### Given records
== Segment start ==

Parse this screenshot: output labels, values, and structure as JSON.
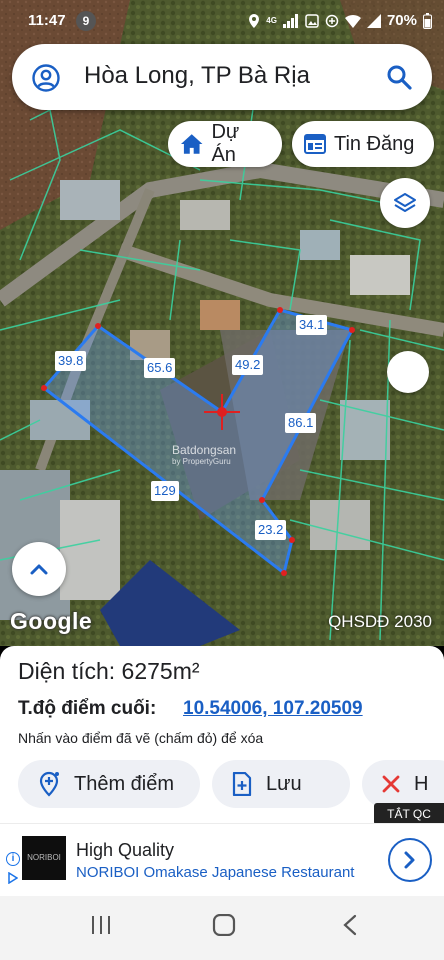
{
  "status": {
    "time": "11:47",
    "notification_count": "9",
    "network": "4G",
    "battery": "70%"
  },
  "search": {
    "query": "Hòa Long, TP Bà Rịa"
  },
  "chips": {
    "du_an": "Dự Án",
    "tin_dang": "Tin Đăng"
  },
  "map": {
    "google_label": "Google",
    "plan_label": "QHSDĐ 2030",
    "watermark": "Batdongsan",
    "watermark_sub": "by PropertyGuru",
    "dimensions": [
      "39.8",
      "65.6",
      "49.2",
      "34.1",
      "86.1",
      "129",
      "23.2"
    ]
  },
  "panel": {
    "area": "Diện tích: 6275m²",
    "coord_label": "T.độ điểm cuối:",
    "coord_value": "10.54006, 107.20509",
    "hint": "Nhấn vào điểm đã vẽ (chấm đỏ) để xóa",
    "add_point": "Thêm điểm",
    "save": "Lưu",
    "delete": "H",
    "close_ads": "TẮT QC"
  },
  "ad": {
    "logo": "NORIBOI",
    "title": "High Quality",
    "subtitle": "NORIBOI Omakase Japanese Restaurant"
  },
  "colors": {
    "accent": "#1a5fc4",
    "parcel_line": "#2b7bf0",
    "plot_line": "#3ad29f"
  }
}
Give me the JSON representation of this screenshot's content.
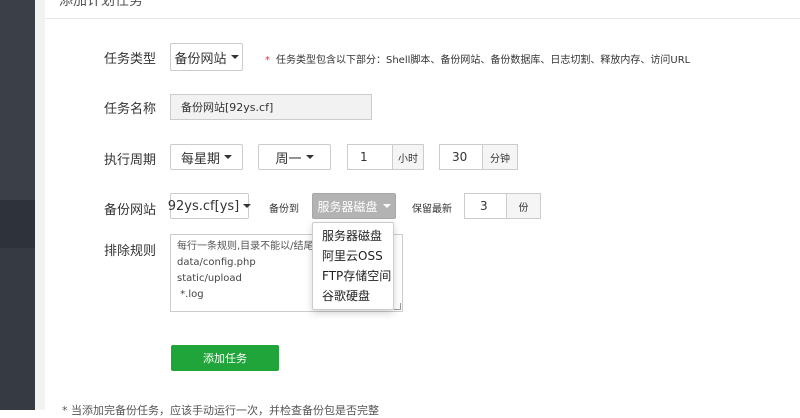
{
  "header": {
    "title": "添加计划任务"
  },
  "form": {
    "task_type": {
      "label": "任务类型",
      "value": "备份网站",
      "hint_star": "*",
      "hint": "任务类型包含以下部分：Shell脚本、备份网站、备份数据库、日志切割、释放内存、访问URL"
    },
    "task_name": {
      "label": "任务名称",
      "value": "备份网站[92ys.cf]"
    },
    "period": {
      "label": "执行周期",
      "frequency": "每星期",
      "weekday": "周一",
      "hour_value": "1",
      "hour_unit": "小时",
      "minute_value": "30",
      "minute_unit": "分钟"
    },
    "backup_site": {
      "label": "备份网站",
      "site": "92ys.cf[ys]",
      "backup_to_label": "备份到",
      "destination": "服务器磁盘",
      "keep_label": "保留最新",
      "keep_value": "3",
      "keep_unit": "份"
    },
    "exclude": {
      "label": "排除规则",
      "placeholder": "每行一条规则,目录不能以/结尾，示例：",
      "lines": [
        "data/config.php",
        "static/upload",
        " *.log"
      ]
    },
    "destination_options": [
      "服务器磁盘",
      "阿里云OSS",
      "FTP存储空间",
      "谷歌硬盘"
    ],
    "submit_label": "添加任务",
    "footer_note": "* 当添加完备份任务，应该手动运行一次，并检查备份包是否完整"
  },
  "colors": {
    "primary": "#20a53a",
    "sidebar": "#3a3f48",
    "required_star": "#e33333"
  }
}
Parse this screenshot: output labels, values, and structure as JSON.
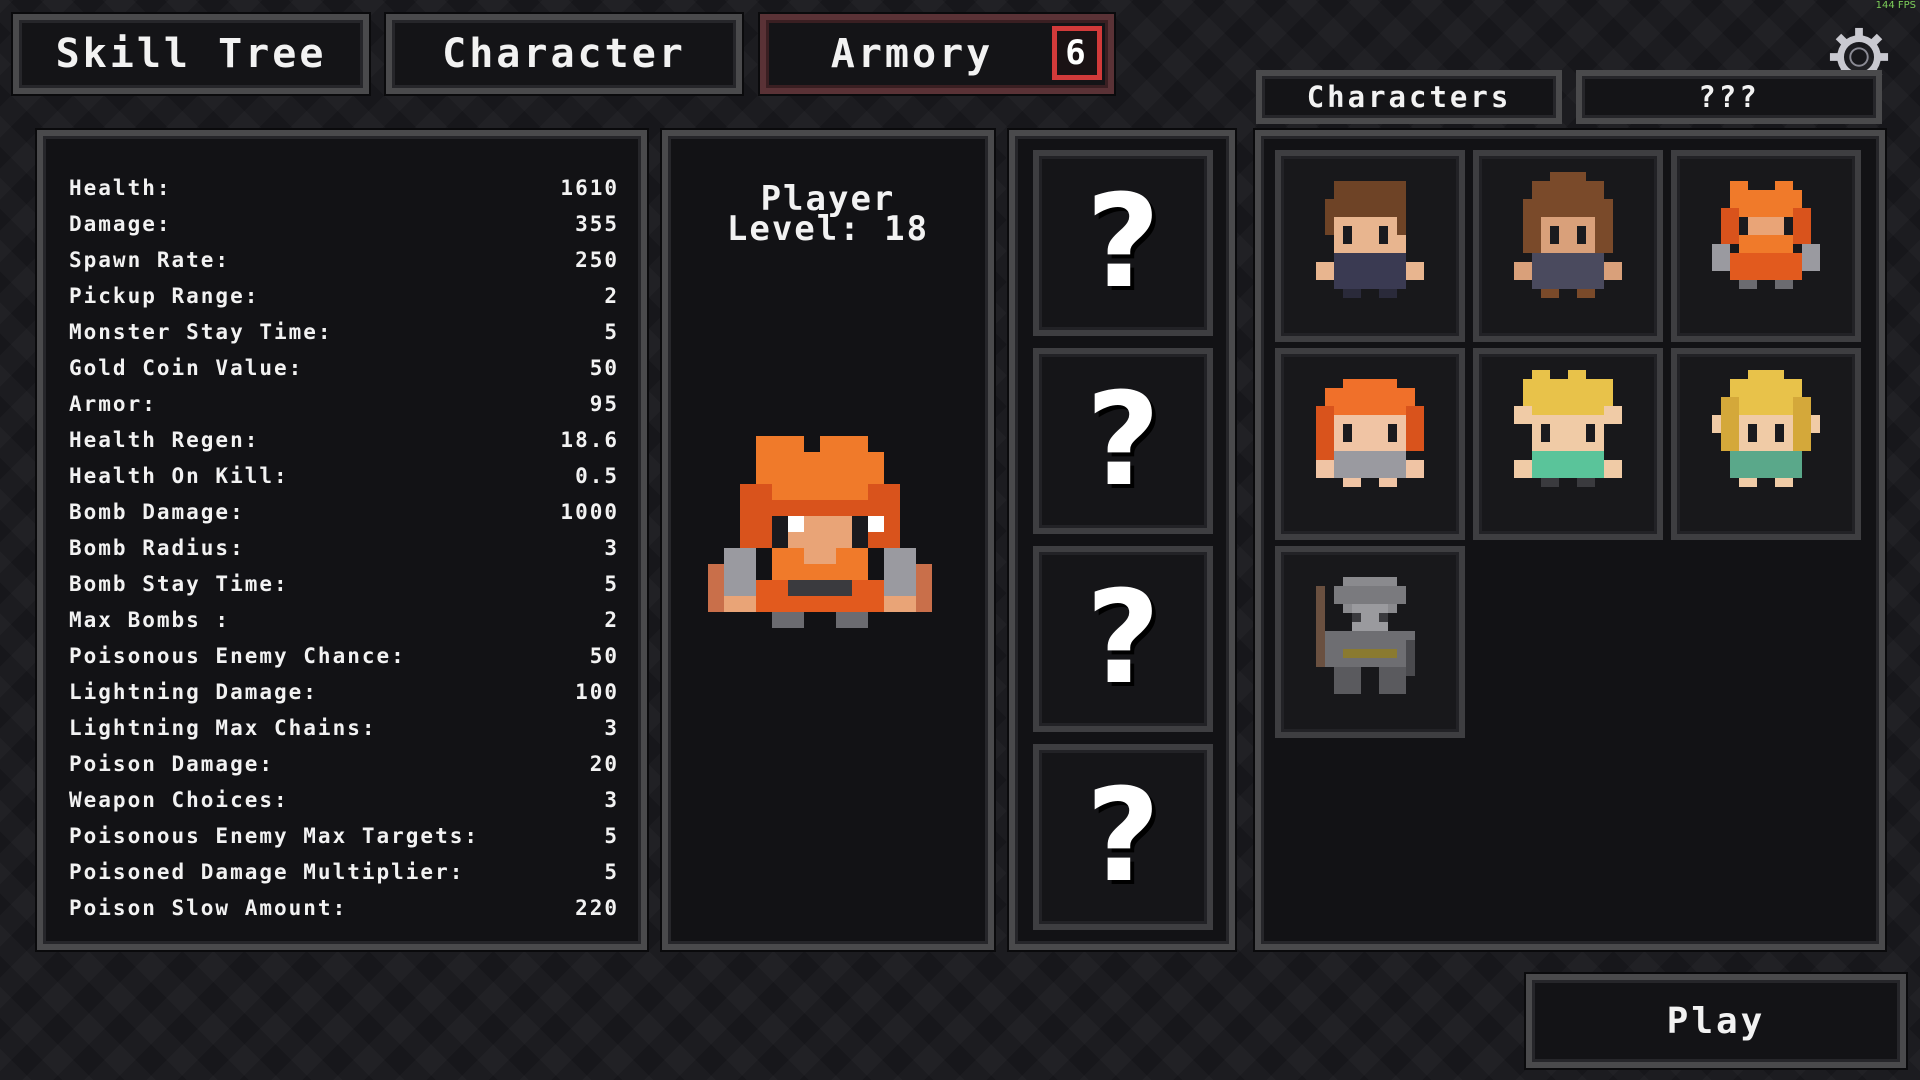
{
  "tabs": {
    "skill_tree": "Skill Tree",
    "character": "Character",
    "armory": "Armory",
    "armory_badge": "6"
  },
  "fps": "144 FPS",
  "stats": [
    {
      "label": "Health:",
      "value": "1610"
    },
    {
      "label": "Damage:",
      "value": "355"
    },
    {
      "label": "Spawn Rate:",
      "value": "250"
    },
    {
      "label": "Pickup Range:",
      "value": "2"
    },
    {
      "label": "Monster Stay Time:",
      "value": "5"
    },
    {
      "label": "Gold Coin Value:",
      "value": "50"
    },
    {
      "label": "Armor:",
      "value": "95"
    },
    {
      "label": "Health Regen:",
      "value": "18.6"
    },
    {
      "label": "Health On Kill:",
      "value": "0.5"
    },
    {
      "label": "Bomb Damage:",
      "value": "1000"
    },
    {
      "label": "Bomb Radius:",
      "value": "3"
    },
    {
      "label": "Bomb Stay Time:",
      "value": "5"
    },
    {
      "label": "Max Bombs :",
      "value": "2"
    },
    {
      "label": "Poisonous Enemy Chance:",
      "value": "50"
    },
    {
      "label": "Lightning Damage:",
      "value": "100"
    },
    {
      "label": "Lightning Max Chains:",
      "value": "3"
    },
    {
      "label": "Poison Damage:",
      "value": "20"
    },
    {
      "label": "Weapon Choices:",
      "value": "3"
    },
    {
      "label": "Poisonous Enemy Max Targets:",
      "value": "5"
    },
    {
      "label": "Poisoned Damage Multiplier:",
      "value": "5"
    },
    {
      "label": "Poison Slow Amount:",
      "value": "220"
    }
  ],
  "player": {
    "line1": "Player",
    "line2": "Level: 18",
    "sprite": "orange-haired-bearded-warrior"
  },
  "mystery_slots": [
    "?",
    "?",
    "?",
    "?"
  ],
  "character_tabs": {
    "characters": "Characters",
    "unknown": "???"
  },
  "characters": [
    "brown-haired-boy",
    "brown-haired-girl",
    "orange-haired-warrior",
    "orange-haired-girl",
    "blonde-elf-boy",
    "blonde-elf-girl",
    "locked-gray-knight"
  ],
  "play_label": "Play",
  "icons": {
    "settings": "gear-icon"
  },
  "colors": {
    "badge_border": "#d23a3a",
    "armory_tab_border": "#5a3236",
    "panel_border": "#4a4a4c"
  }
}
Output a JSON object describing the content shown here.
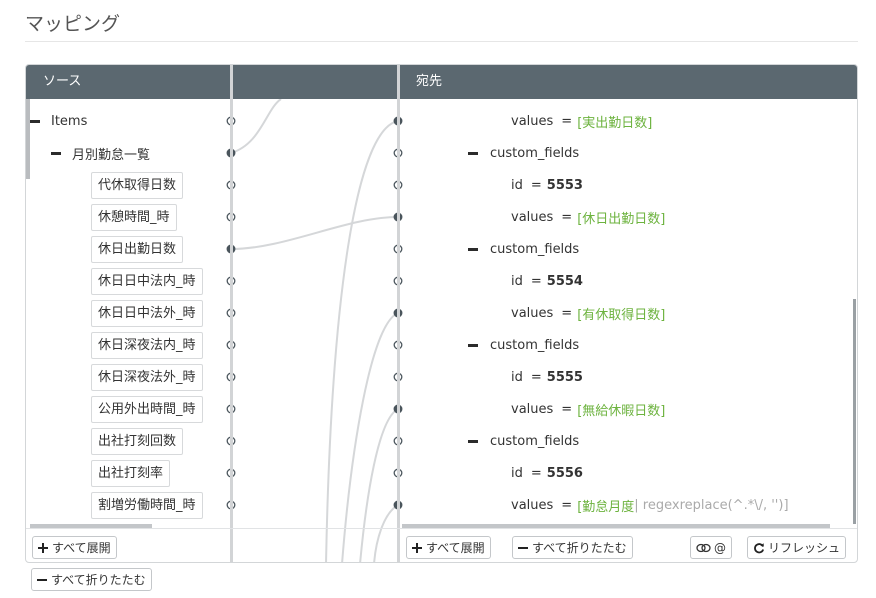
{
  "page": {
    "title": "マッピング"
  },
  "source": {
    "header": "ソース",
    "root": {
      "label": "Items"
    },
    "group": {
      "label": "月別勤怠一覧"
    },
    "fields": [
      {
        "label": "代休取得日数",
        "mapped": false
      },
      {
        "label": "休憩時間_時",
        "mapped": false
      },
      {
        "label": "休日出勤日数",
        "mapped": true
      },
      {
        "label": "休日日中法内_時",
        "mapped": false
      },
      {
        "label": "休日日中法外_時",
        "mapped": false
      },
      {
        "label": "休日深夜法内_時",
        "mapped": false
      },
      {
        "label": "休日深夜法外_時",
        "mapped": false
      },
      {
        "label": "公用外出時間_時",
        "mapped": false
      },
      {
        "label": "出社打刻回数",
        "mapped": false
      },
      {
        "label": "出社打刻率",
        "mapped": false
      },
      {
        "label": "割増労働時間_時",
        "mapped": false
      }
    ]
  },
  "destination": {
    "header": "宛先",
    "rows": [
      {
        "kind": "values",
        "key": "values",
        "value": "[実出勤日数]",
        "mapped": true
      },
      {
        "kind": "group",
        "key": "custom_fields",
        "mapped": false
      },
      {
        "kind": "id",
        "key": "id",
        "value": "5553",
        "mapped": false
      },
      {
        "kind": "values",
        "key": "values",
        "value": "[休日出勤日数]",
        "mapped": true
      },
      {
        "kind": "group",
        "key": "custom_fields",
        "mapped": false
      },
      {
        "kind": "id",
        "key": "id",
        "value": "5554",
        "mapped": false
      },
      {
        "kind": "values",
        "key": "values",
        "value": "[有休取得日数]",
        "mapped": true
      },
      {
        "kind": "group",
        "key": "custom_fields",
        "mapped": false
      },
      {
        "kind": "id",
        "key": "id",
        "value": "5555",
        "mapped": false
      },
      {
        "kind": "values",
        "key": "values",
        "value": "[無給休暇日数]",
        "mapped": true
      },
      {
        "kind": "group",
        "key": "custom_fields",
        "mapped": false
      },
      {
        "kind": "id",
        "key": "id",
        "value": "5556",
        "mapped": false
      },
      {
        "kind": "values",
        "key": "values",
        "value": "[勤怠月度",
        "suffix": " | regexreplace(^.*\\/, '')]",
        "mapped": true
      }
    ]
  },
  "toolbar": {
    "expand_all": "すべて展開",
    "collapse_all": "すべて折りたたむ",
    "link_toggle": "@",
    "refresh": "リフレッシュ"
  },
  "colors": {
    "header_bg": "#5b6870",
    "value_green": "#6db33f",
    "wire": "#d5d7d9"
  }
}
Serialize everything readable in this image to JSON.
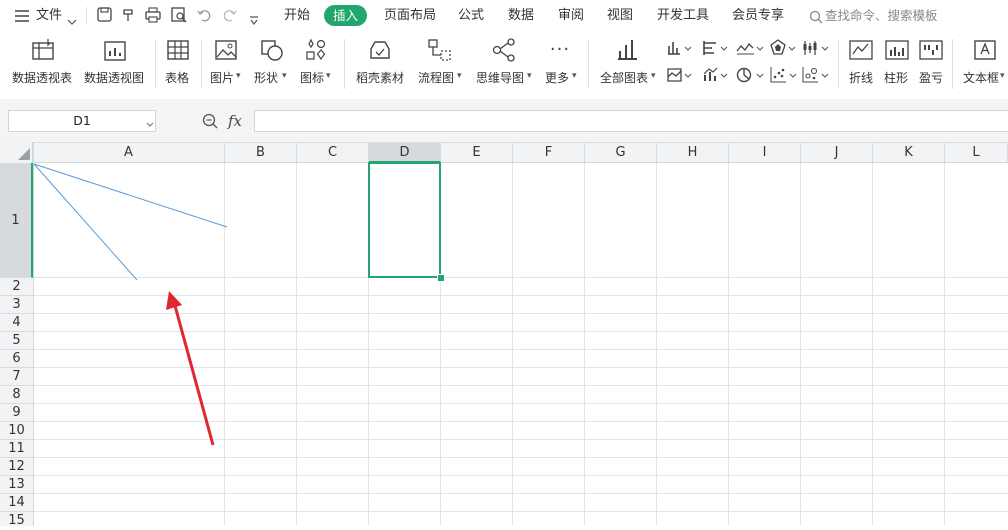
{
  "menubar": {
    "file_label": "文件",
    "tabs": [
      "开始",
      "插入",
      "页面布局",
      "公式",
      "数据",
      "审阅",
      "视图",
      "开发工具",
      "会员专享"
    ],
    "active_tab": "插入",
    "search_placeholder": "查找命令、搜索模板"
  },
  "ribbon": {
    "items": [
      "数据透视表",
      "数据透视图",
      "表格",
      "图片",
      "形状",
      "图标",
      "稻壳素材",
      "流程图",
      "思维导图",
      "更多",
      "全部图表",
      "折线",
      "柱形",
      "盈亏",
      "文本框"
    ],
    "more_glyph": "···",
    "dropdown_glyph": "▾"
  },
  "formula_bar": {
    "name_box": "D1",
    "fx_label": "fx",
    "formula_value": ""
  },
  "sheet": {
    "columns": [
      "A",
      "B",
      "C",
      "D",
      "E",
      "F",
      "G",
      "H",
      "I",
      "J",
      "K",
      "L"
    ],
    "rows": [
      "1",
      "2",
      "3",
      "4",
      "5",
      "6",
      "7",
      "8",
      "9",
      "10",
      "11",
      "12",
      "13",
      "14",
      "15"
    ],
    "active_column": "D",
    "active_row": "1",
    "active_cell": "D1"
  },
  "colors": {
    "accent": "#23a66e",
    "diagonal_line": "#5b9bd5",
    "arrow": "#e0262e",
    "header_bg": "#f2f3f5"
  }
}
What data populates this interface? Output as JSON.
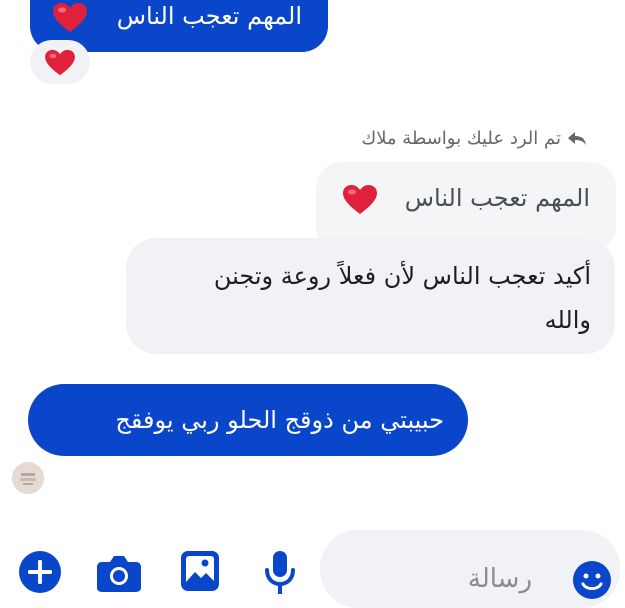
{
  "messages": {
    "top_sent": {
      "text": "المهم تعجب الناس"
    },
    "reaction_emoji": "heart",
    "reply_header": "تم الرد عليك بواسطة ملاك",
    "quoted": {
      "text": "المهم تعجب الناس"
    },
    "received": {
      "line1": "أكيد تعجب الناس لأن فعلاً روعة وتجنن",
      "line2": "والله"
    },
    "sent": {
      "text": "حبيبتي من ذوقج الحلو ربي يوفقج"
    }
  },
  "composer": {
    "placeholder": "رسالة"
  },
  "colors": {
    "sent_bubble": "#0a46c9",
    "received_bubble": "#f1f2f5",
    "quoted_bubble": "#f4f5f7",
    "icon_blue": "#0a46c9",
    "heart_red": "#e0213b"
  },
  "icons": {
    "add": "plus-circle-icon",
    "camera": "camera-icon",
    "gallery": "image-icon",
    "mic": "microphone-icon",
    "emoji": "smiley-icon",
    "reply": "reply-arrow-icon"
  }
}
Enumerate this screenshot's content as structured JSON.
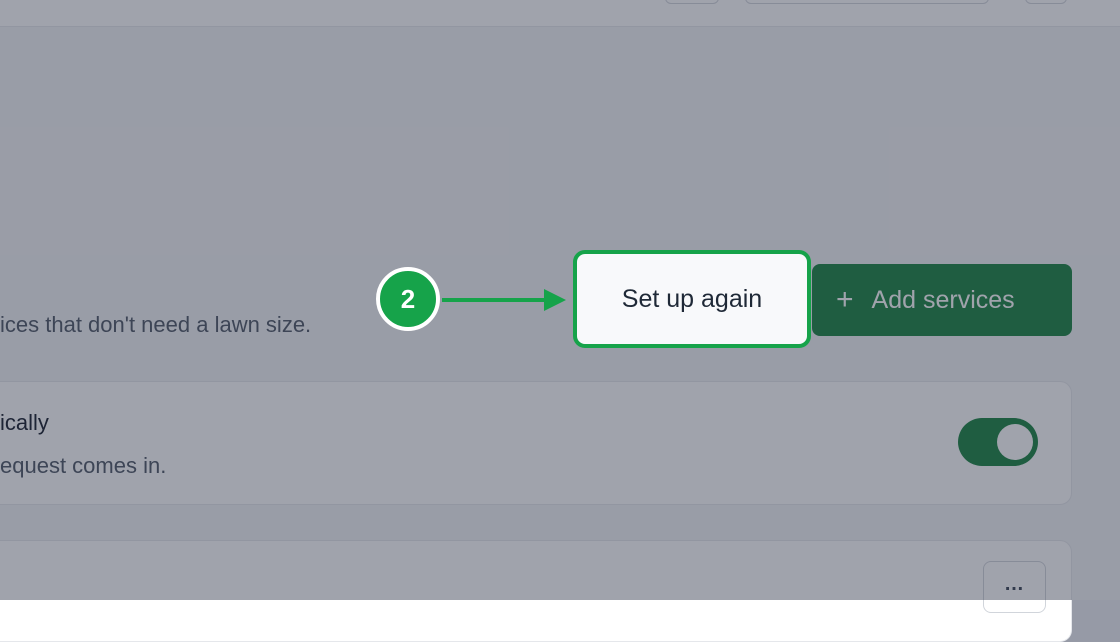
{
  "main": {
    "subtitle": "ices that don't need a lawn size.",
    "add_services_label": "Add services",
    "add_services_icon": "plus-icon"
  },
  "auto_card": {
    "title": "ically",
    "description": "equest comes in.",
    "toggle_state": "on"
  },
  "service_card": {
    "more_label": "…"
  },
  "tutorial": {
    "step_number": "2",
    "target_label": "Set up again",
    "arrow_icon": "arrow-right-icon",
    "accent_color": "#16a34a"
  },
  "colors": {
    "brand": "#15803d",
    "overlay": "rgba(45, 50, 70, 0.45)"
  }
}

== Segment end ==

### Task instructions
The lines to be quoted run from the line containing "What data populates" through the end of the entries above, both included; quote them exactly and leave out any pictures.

### Solution to the exercise
What data populates this interface? Output as JSON.
{
  "messages": {
    "top_sent": {
      "text": "المهم تعجب الناس"
    },
    "reaction_emoji": "heart",
    "reply_header": "تم الرد عليك بواسطة ملاك",
    "quoted": {
      "text": "المهم تعجب الناس"
    },
    "received": {
      "line1": "أكيد تعجب الناس لأن فعلاً روعة وتجنن",
      "line2": "والله"
    },
    "sent": {
      "text": "حبيبتي من ذوقج الحلو ربي يوفقج"
    }
  },
  "composer": {
    "placeholder": "رسالة"
  },
  "colors": {
    "sent_bubble": "#0a46c9",
    "received_bubble": "#f1f2f5",
    "quoted_bubble": "#f4f5f7",
    "icon_blue": "#0a46c9",
    "heart_red": "#e0213b"
  },
  "icons": {
    "add": "plus-circle-icon",
    "camera": "camera-icon",
    "gallery": "image-icon",
    "mic": "microphone-icon",
    "emoji": "smiley-icon",
    "reply": "reply-arrow-icon"
  }
}
Enumerate this screenshot's content as structured JSON.
{
  "main": {
    "subtitle": "ices that don't need a lawn size.",
    "add_services_label": "Add services",
    "add_services_icon": "plus-icon"
  },
  "auto_card": {
    "title": "ically",
    "description": "equest comes in.",
    "toggle_state": "on"
  },
  "service_card": {
    "more_label": "…"
  },
  "tutorial": {
    "step_number": "2",
    "target_label": "Set up again",
    "arrow_icon": "arrow-right-icon",
    "accent_color": "#16a34a"
  },
  "colors": {
    "brand": "#15803d",
    "overlay": "rgba(45, 50, 70, 0.45)"
  }
}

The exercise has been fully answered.